Conventional coal froth flotation has been used for decades to upgrade the finest fraction of coal (0.60 mm X 0 or 0.147 mm X 0) in commercial coal cleaning plants. While this fraction amounts to a modest 5-10% of the plant feed in typical U.S. coal cleaning plants, it can amount to over half of the feed to pond fine recovery circuits. Proper operation of the froth flotation circuit becomes critical, especially for these pond fine circuits. Much has been made of column flotation cell performance. However, the high capital cost, the requirement for large amounts of compressed air for some cell designs, and the often higher reagent cost, cannot often be justified in the overall economics of a typical coal cleaning plant and, especially, for pond fine recovery. By selecting operating conditions that improve the selectivity between the organic and inorganic fractions of the coal, conventional coal flotation cell performance can approach the performance of column flotation cells. Operators can successfully accomplish this by selecting circuitry like the 'Grab and Run' circuit, with operating conditions that allow for the increased drainage of ash-forming and sulfur-bearing minerals from the froth. This paper provides a review of data regarding flotation circuitry that gives coal flotation operators guidance in selecting the best operating conditions for conventional coal froth flotation cells. (C) 2000 Elsevier Science B.V. All rights reserved.

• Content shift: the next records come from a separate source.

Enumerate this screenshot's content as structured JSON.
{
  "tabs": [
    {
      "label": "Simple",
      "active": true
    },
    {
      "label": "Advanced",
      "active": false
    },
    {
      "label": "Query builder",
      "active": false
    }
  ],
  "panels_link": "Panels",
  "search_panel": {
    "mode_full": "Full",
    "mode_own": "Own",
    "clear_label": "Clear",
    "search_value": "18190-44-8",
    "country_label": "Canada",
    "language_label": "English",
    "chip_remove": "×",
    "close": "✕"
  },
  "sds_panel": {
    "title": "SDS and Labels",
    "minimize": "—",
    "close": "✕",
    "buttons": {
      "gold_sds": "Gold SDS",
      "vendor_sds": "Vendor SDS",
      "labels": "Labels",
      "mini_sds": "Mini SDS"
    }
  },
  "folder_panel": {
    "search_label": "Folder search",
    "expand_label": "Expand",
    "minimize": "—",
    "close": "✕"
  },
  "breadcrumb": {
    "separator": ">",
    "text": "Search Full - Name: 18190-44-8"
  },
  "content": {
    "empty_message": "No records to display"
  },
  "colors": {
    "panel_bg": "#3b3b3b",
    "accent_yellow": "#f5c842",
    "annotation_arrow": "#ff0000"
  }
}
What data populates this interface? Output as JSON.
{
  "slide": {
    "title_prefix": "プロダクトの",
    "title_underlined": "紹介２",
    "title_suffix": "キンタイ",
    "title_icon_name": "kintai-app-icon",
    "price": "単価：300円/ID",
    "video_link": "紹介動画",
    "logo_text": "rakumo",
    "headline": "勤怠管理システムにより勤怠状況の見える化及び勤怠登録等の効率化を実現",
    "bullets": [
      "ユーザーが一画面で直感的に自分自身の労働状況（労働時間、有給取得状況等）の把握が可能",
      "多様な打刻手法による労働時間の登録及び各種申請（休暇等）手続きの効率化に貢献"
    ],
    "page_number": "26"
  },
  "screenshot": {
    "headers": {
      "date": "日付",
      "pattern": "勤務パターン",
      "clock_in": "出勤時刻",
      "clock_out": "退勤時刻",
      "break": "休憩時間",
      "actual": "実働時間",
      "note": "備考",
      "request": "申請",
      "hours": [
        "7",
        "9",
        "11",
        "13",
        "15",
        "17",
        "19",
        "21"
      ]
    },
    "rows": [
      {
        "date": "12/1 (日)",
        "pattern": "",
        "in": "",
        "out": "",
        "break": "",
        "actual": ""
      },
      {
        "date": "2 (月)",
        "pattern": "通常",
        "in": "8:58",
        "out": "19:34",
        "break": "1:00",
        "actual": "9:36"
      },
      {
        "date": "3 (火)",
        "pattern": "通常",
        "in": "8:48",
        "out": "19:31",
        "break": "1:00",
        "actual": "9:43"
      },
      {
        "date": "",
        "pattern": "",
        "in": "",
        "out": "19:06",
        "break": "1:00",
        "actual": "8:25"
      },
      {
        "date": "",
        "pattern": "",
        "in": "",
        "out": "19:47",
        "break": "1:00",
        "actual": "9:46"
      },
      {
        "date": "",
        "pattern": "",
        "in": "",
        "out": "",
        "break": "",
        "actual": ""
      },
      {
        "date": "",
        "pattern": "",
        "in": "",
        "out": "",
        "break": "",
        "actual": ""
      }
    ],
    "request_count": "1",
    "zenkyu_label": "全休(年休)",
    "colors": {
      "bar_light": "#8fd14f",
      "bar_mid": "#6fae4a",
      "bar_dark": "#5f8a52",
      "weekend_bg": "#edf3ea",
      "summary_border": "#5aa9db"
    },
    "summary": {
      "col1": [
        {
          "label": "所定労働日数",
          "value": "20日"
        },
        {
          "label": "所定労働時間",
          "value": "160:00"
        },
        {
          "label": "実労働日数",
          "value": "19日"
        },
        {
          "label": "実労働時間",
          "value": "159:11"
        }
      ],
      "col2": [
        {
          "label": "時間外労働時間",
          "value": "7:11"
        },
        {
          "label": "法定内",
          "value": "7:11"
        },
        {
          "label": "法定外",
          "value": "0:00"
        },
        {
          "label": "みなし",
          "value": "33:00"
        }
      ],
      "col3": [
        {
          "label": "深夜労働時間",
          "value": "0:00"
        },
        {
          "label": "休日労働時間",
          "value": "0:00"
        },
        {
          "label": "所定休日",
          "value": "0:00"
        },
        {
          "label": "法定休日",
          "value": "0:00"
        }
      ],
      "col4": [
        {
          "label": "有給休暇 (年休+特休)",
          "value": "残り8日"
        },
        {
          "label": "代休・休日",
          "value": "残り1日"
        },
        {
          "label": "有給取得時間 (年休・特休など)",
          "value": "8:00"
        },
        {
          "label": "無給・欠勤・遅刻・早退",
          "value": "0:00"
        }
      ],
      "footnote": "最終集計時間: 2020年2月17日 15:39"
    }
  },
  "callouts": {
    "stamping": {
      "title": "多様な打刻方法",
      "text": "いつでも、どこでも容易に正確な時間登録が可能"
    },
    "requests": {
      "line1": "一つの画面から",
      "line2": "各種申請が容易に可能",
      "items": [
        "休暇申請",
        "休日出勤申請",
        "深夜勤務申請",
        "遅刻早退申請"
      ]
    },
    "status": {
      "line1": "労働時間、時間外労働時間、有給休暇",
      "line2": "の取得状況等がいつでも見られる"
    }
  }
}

All Science Journal Classification (ASJC) codes
- Geotechnical Engineering and Engineering Geology
- Geochemistry and Petrology